Trip lead: “Do you want me to sign you up for the surf lesson?”
My brain: “Uhhhhhhhh. I burn pretty easily and doesn’t the reef have a billion kinds of bacteria that will kill you if it cuts you plus I had knee surgery so it sometimes hurts to stand from a kneeling position that’s what she said and what if I don’t know the surfing etiquette and I smack into someone from a prominent family and a surfer kid from the wrong side of the reef defends me and I’m accidentally the catalyst for bloodshed which sharks can smell in the water from like 100 miles away?”
My mouth: “Sure.”
My brain: “… Bring to me all of the rum.”
There are three hours between the decision to surf and the actual surfing, so I order a Mai Tai with my burger.
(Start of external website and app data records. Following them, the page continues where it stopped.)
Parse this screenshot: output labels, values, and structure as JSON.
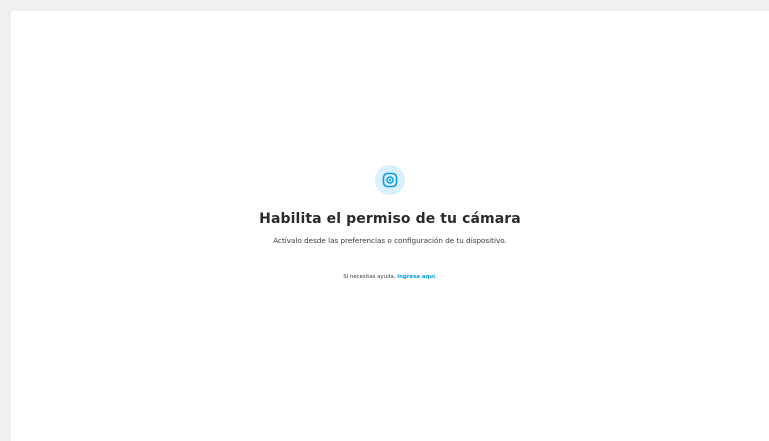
{
  "page": {
    "icon": "camera-icon",
    "accent_color": "#0a9be0",
    "badge_color": "#d9f0fd"
  },
  "main": {
    "title": "Habilita el permiso de tu cámara",
    "subtitle": "Actívalo desde las preferencias o configuración de tu dispositivo.",
    "help_prefix": "Si necesitas ayuda, ",
    "help_link": "ingresa aquí",
    "help_suffix": "."
  }
}
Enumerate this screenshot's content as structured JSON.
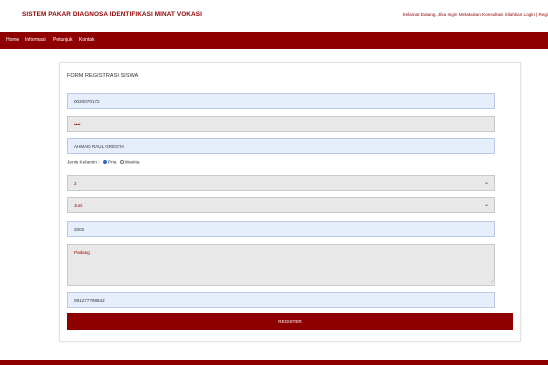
{
  "header": {
    "site_title": "SISTEM PAKAR DIAGNOSA IDENTIFIKASI MINAT VOKASI",
    "welcome_text": "Selamat Datang, Jika Ingin Melakukan Konsultasi Silahkan Login | Regi"
  },
  "nav": {
    "items": [
      {
        "label": "Home"
      },
      {
        "label": "Informasi"
      },
      {
        "label": "Petunjuk"
      },
      {
        "label": "Kontak"
      }
    ]
  },
  "form": {
    "title": "FORM REGISTRASI SISWA",
    "nis": "0020070172",
    "password": "••••",
    "name": "AHMAD RAUL GREGTA",
    "gender_label": "Jenis Kelamin :",
    "gender_options": [
      "Pria",
      "Wanita"
    ],
    "gender_selected": "Pria",
    "day": "2",
    "month": "Juni",
    "year": "2002",
    "address_placeholder": "Padang",
    "phone": "081277798542",
    "register_label": "REGISTER"
  },
  "colors": {
    "brand": "#8f0000",
    "field_blue": "#e6eefb",
    "field_grey": "#e8e8e8"
  }
}
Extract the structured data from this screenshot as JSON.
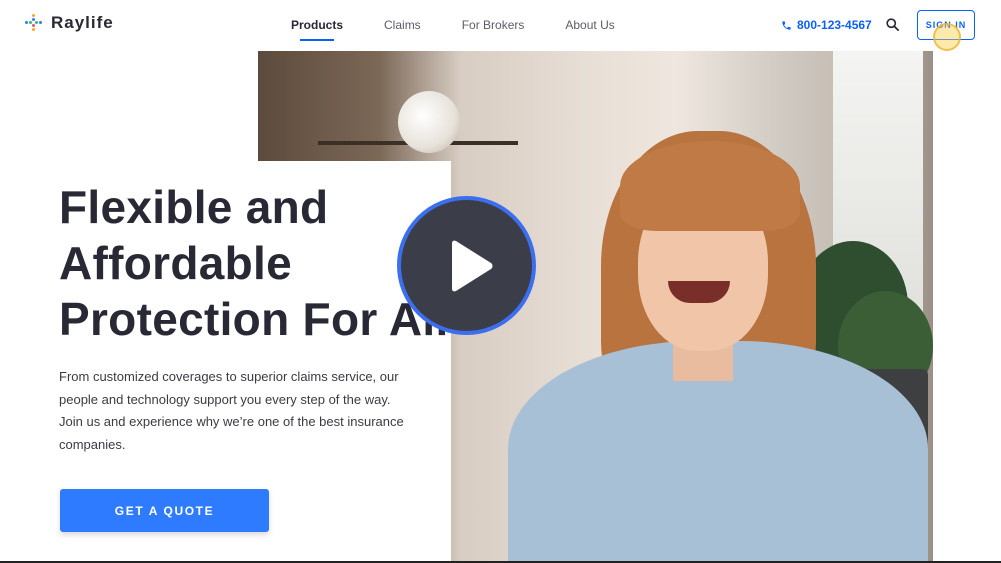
{
  "brand": {
    "name": "Raylife",
    "accent": "#0b5fff",
    "cta_color": "#2e7bff"
  },
  "nav": {
    "items": [
      {
        "label": "Products",
        "active": true
      },
      {
        "label": "Claims",
        "active": false
      },
      {
        "label": "For Brokers",
        "active": false
      },
      {
        "label": "About Us",
        "active": false
      }
    ]
  },
  "header": {
    "phone": "800-123-4567",
    "phone_icon": "phone-icon",
    "search_icon": "search-icon",
    "sign_in_label": "SIGN IN"
  },
  "hero": {
    "headline": [
      "Flexible and",
      "Affordable",
      "Protection For All"
    ],
    "subtext": "From customized coverages to superior claims service, our people and technology support you every step of the way. Join us and experience why we’re one of the best insurance companies.",
    "cta_label": "GET A QUOTE",
    "play_icon": "play-icon"
  }
}
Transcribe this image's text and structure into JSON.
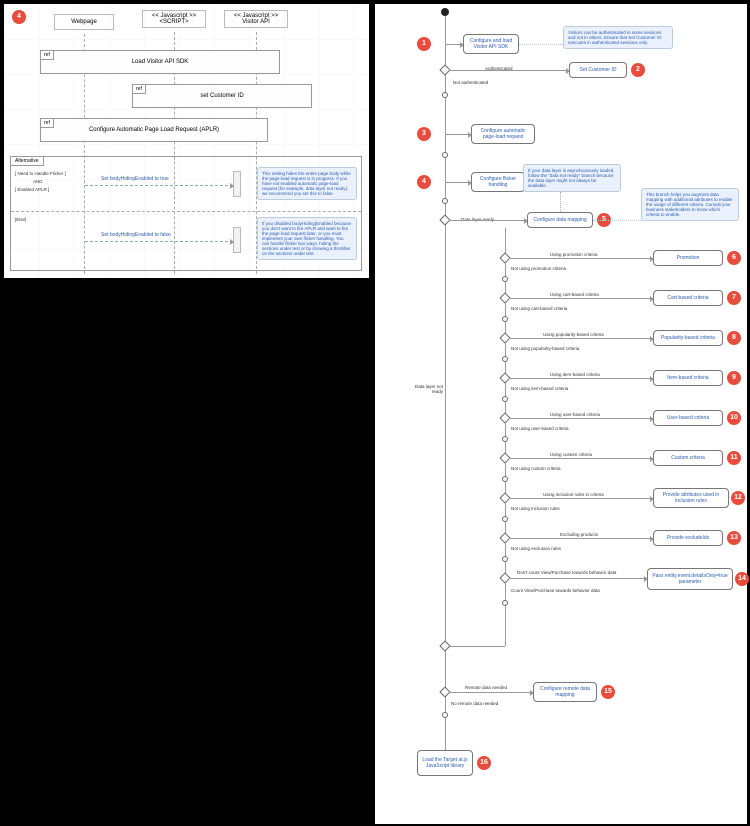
{
  "left_panel": {
    "badge": "4",
    "columns": {
      "webpage": "Webpage",
      "script": "<< Javascript >>\n<SCRIPT>",
      "visitor_api": "<< Javascript >>\nVisitor API"
    },
    "refs": {
      "load_sdk": "Load Visitor API SDK",
      "set_customer_id": "set Customer ID",
      "configure_aplr": "Configure Automatic Page Load Request (APLR)"
    },
    "alternative": {
      "tab": "Alternative",
      "cond1": "[ Need to Handle Flicker ]",
      "cond2": "AND",
      "cond3": "[ Enabled APLR ]",
      "else": "[Else]",
      "set_true": "Set bodyHidingEnabled to true",
      "set_false": "Set bodyHidingEnabled to false"
    },
    "notes": {
      "n1": "This setting hides the entire page body while the page-load request is in progress. If you have not enabled automatic page-load request (for example, data layer not ready), we recommend you set this to false.",
      "n2": "If you disabled bodyHiding(Enabled because you don't want to fire APLR and want to fire the page-load request later, or you must implement your own flicker handling. You can handle flicker two ways: hiding the sections under test or by showing a throbber on the sections under test."
    }
  },
  "flow": {
    "n1": {
      "label": "Configure and load Visitor API SDK",
      "note": "Visitors can be authenticated in some sessions and not in others. Ensure that Set Customer ID executes in authenticated sessions only."
    },
    "authenticated": "Authenticated",
    "not_auth": "Not authenticated",
    "n2": {
      "label": "Set Customer ID"
    },
    "n3": {
      "label": "Configure automatic page-load request"
    },
    "n4": {
      "label": "Configure flicker handling"
    },
    "data_ready": "Data layer ready",
    "data_not_ready": "Data layer not ready",
    "n5": {
      "label": "Configure data mapping",
      "note_left": "If your data layer is asynchronously loaded, follow the \"data not ready\" branch because the data layer might not always be available.",
      "note_right": "This branch helps you augment data mapping with additional attributes to enable the usage of different criteria. Consult your business stakeholders to know which criteria to enable."
    },
    "n6": {
      "label": "Promotion",
      "edge_yes": "Using promotion criteria",
      "edge_no": "Not using promotion criteria"
    },
    "n7": {
      "label": "Cart-based criteria",
      "edge_yes": "Using cart-based criteria",
      "edge_no": "Not using cart-based criteria"
    },
    "n8": {
      "label": "Popularity-based criteria",
      "edge_yes": "Using popularity-based criteria",
      "edge_no": "Not using popularity-based criteria"
    },
    "n9": {
      "label": "Item-based criteria",
      "edge_yes": "Using item-based criteria",
      "edge_no": "Not using item-based criteria"
    },
    "n10": {
      "label": "User-based criteria",
      "edge_yes": "Using user-based criteria",
      "edge_no": "Not using user-based criteria"
    },
    "n11": {
      "label": "Custom criteria",
      "edge_yes": "Using custom criteria",
      "edge_no": "Not using custom criteria"
    },
    "n12": {
      "label": "Provide attributes used in inclusion rules",
      "edge_yes": "Using inclusion rules in criteria",
      "edge_no": "Not using inclusion rules"
    },
    "n13": {
      "label": "Provide excludeIds",
      "edge_yes": "Excluding products",
      "edge_no": "Not using exclusion rules"
    },
    "n14": {
      "label": "Pass entity.event.detailsOnly=true parameter",
      "edge_yes": "Don't count View/Purchase towards behavior data",
      "edge_no": "Count View/Purchase towards behavior data"
    },
    "n15": {
      "label": "Configure remote data mapping",
      "edge_yes": "Remote data needed",
      "edge_no": "No remote data needed"
    },
    "n16": {
      "label": "Load the Target at.js JavaScript library"
    }
  },
  "colors": {
    "badge_bg": "#e74c3c",
    "link_color": "#2b5db2",
    "note_bg": "#eaf1fc"
  }
}
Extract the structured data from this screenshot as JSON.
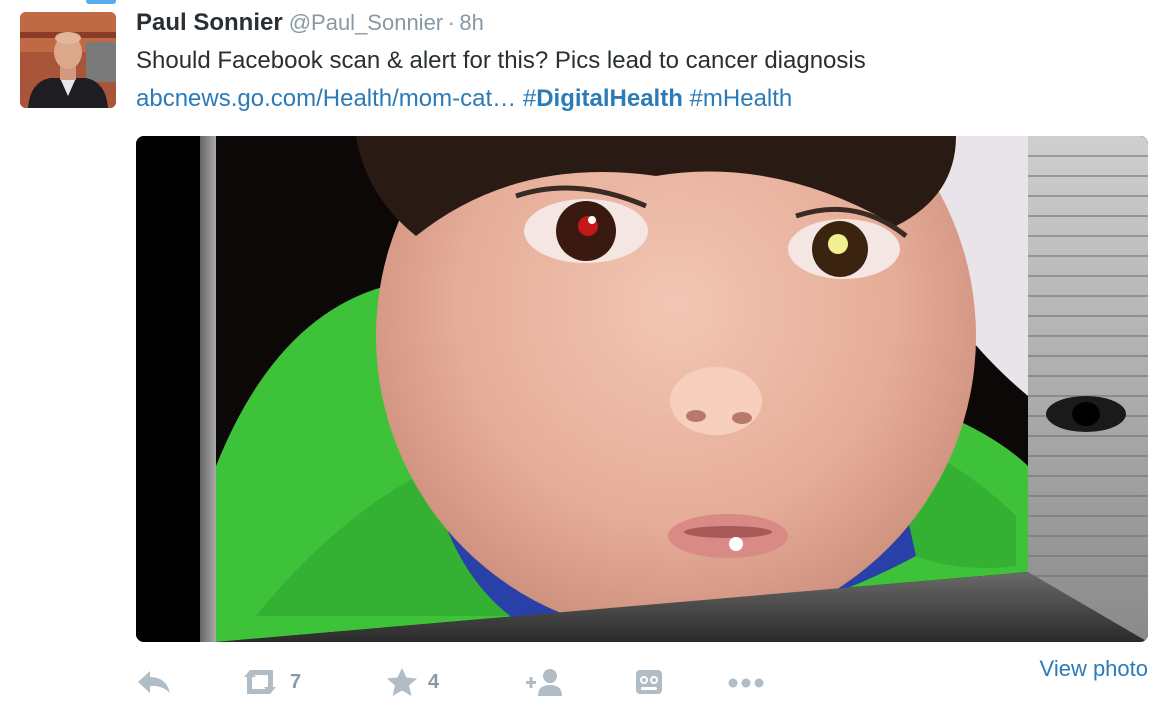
{
  "tweet": {
    "author_name": "Paul Sonnier",
    "handle": "@Paul_Sonnier",
    "separator": "·",
    "time": "8h",
    "text": "Should Facebook scan & alert for this? Pics lead to cancer diagnosis",
    "link": "abcnews.go.com/Health/mom-cat…",
    "hashtag_1": "#DigitalHealth",
    "hashtag_2": "#mHealth"
  },
  "actions": {
    "reply_icon": "reply-icon",
    "retweet_icon": "retweet-icon",
    "retweet_count": "7",
    "favorite_icon": "star-icon",
    "favorite_count": "4",
    "follow_icon": "add-user-icon",
    "media_icon": "media-viewer-icon",
    "more_icon": "more-dots-icon",
    "view_photo": "View photo"
  },
  "colors": {
    "link_blue": "#2b7bb9",
    "text_dark": "#292f33",
    "muted_gray": "#8899a6",
    "icon_gray": "#b0bcc6"
  }
}
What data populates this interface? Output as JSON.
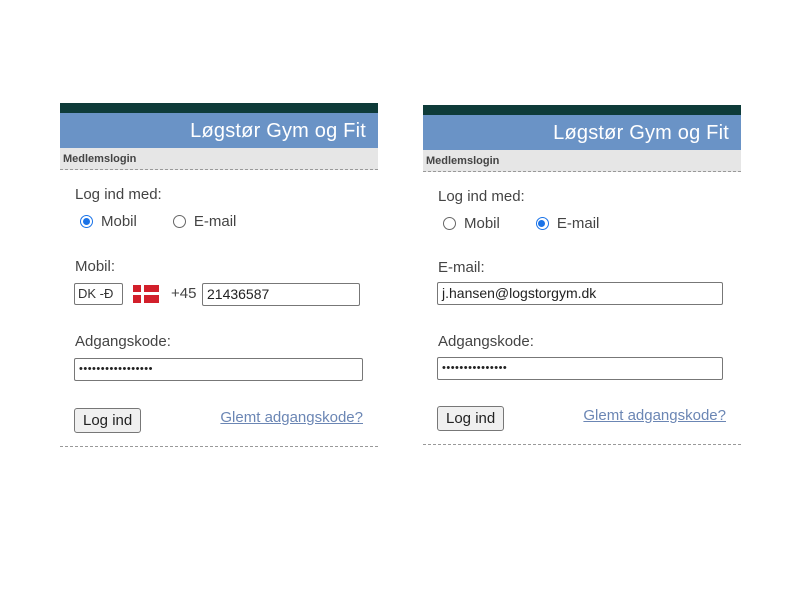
{
  "panels": [
    {
      "header_title": "Løgstør Gym og Fit",
      "subbar_title": "Medlemslogin",
      "login_with_label": "Log ind med:",
      "radio_mobile_label": "Mobil",
      "radio_email_label": "E-mail",
      "selected_method": "Mobil",
      "field_label": "Mobil:",
      "country_code": "DK -Ð",
      "flag_icon": "denmark-flag-icon",
      "phone_prefix": "+45",
      "field_value": "21436587",
      "password_label": "Adgangskode:",
      "password_value": "•••••••••••••••••",
      "login_button": "Log ind",
      "forgot_link": "Glemt adgangskode?"
    },
    {
      "header_title": "Løgstør Gym og Fit",
      "subbar_title": "Medlemslogin",
      "login_with_label": "Log ind med:",
      "radio_mobile_label": "Mobil",
      "radio_email_label": "E-mail",
      "selected_method": "E-mail",
      "field_label": "E-mail:",
      "field_value": "j.hansen@logstorgym.dk",
      "password_label": "Adgangskode:",
      "password_value": "•••••••••••••••",
      "login_button": "Log ind",
      "forgot_link": "Glemt adgangskode?"
    }
  ],
  "colors": {
    "top_bar": "#0e3b39",
    "header": "#6a93c6",
    "subbar": "#e6e6e6",
    "radio_selected": "#1a73e8",
    "link": "#6b86b4"
  }
}
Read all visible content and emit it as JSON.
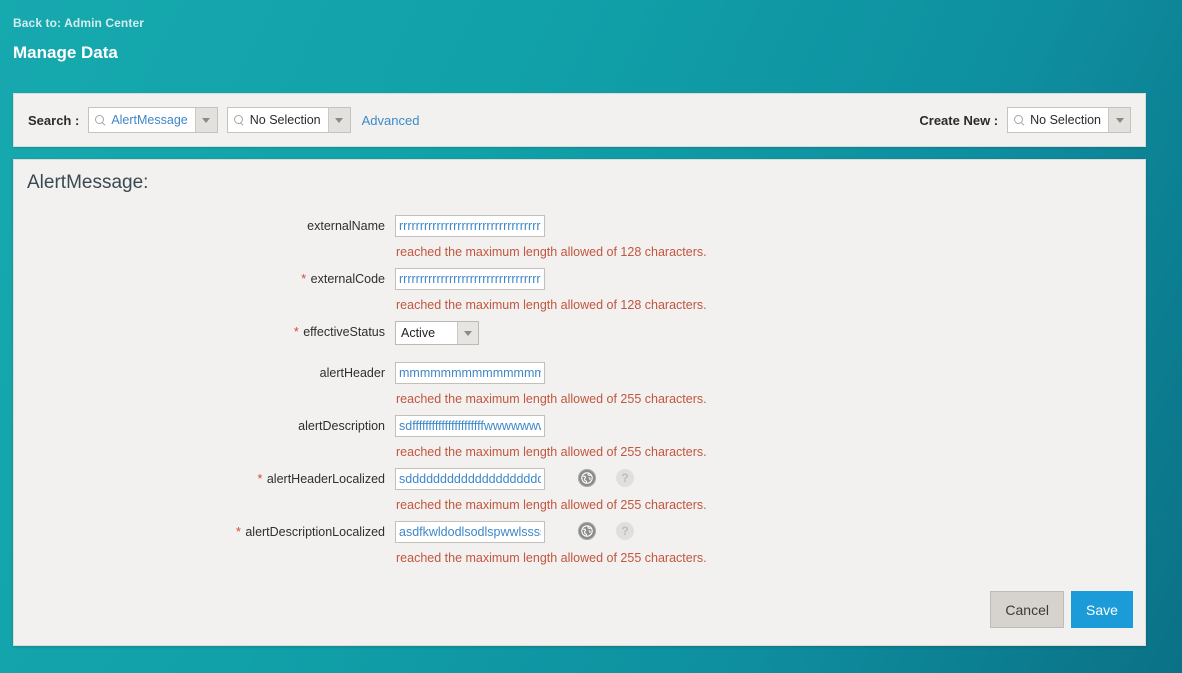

And then they bring me another one. Probably because I ask for it. When the trip lead comes to get us, I order a glass of wine and drink it like it’s a beer can with two holes punched in the bottom.
By the time we make it down to the lesson, I am not drunk per se. I am illuminated. I am prepared to be at one with the hungry sea. I am no longer considering faking a seizure to get out of this. Because that would be wrong.
On land, each of us tries our surfing stance in turn.
OK, this is going fine. I am a land surfing champion. Maybe this will be okay.
While paddling I resist the impulse to lay down on the board and take a nap. So far so good.
This! This is working out! I am on my feet on my first try! The ocean and I are at one!
Whoa. The hell, Ocean? You’re kind of being a dick.
But whatever. I almost stood up! I roll off into the waves feeling okay about it, and I’m relieved to find that surfacing is no big deal. That is until the board cracks into my nose and throws a handful of glitter across my vision.
OW! Et tu, Surfboard? Ow.
Well, now that I’m insta-sober, let’s try this again.
Oof. Again the ocean betrays me; the surfboard greets my nose with enthusiasm a second time. And then a third.
Finally, I tell the instructor that I’m getting clobbered and he says, “Whoa. Really? That almost never happens. Wait for your cord to get taut so you know the board isn’t near you, and then surface with your hands above your head.”
This absolutely works. I wait for the cord around my ankle to go taut, then give a kick… and bash my foot into the reef. Mothra! Fockra! It’s like stubbing your toe against shards of glass.
As I injudiciously paddle out for a fifth wave, the booze completely clears my system. My foot and face throb with every heartbeat. I decide to paddle in, passing a four-year-old local and her dad on their way out. “Oh!” I say. “She’s so awesome!” “Thanks!” her dad says. But the girl just paddles toward me scowling with concentration. As she passes, I hear her yell back at me, “PADDLE! PADDLEPADDLEPADDLEPADDLE!!”
Right. Thanks, kid.
(Thanks also to the Hans Hedemann Surf School at Turtle Bay Resort for the mortifying photos. No really, you guys. Mahalo.)